- Eat healthy foods. Eat a balanced diet that gives your body the nutrients it needs to function correctly. Limit sugary foods and alcohol to avoid dips in your energy. If you have dietary restrictions, plan your meals or eat before attending parties and events.
- Ask friends and family to help. If tradition is dinner or a gathering at your house, plan a potluck or suggest an alternative location to family and friends instead. Or use your support list to call friends and family to help you clean and prepare, wrap presents, decorate, and play a role in the celebration.
- Start a new tradition. It’s also OK to say no to your old traditions. Ask family and friends to video chat or send a personal note to communicate your holiday wishes if you don’t have the energy to visit in person or attend an event. Plan a fun trip and go somewhere you have never been.
- Take care of yourself. Identify activities that are rewarding and make you feel good and relaxed. For example, walking, dancing, painting, or getting a massage. Be aware of the physical stress of entertaining and traveling and do not overexert yourself. Allow yourself to take small steps to complete tasks and do what you can to preserve energy.
- Don’t blame yourself. The things out of your control are not your fault. Be mindful of your self-blaming thoughts and instead be positive and focus on things you can actively control. The holidays are not a vacation from the challenges of living with a brain or spine tumor.
- Make a simple plan and pace yourself. Identify tasks that can cause stress—such as shopping, cooking, and entertaining—and plan to scale back. You can online shop, order food, or ask someone to host instead.

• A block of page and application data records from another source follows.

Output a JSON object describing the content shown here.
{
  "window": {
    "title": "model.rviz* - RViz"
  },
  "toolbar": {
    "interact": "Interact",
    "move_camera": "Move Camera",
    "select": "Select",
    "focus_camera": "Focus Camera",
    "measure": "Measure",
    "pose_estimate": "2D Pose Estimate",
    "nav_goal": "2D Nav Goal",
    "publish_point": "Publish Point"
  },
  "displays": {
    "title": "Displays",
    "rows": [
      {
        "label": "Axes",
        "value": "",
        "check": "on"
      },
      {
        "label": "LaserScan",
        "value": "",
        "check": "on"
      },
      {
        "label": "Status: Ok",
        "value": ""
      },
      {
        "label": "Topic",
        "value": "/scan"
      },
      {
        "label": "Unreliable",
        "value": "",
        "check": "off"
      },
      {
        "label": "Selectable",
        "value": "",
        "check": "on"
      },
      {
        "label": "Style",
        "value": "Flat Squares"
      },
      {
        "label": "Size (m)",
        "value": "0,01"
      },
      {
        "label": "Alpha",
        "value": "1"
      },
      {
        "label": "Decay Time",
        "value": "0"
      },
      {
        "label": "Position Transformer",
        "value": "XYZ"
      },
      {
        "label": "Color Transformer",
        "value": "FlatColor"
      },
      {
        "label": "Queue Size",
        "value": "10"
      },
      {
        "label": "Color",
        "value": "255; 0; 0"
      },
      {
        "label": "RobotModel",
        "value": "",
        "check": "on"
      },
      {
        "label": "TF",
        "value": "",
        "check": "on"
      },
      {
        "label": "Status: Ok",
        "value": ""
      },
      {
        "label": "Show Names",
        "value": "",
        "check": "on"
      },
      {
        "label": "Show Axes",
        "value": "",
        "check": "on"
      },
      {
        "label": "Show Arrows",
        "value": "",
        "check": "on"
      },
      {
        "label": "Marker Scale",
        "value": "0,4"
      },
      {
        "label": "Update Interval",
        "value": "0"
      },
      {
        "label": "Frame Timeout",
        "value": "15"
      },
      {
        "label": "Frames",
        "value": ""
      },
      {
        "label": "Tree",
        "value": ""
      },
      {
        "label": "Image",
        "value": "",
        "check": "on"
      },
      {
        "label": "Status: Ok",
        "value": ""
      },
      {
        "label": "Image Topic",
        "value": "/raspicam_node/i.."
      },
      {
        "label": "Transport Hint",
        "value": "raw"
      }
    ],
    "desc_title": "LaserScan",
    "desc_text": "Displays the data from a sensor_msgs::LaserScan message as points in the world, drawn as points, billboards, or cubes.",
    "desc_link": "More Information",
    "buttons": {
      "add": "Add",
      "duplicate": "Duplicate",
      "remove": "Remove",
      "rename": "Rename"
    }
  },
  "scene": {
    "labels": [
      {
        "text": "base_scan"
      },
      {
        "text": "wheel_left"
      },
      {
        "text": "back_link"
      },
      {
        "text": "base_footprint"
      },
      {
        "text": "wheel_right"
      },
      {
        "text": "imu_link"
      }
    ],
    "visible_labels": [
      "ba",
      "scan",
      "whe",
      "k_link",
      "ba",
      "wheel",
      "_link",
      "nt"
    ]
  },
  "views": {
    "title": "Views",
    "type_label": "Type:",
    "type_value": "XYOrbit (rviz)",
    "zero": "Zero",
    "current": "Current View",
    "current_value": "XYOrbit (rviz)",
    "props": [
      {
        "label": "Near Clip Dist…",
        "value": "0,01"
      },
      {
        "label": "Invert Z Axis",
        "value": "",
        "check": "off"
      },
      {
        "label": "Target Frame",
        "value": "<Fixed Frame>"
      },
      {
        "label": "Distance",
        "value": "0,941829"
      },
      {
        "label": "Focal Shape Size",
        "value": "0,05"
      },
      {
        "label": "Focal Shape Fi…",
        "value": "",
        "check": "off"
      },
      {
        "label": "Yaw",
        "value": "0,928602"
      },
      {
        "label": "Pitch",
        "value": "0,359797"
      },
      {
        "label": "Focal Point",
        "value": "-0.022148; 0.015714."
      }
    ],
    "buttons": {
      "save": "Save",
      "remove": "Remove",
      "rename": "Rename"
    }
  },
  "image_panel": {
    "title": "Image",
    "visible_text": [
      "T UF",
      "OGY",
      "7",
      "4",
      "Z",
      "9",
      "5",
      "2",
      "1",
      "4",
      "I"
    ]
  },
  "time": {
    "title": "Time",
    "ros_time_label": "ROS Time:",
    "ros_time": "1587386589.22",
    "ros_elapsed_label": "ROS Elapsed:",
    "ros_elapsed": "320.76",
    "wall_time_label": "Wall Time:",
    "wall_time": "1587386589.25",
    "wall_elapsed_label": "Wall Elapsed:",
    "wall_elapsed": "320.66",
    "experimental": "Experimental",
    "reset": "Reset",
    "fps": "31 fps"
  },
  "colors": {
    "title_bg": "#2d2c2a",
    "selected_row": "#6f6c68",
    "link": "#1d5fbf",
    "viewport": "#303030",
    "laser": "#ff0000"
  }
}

Choose the activities and situations that are most important and put those on your task list and pace yourself to complete your list. Be mindful to schedule activities when you have the most energy.
If you have a loved one who has passed, the holidays can be especially difficult. Allow yourself to grieve and feel emotions, while also giving yourself a break by distracting yourself with activities you enjoy.
You can celebrate him or her by making a new tradition. Ask family and friends for input on how they want to remember this person. Some ideas include:
- Writing a letter to your deceased loved one. You can share your feelings if there are unresolved issues or things left unsaid.
- Having a candlelight vigil or ceremony in remembrance of your loved one with a group of friends and family.
- Supporting a cause close to his or her heart and yours.
Finally, what is most important is to focus on the present moment and enjoy your holiday celebrations in whatever form they take. The holidays are truly about renewed hope, being thankful, and sharing with family and friends.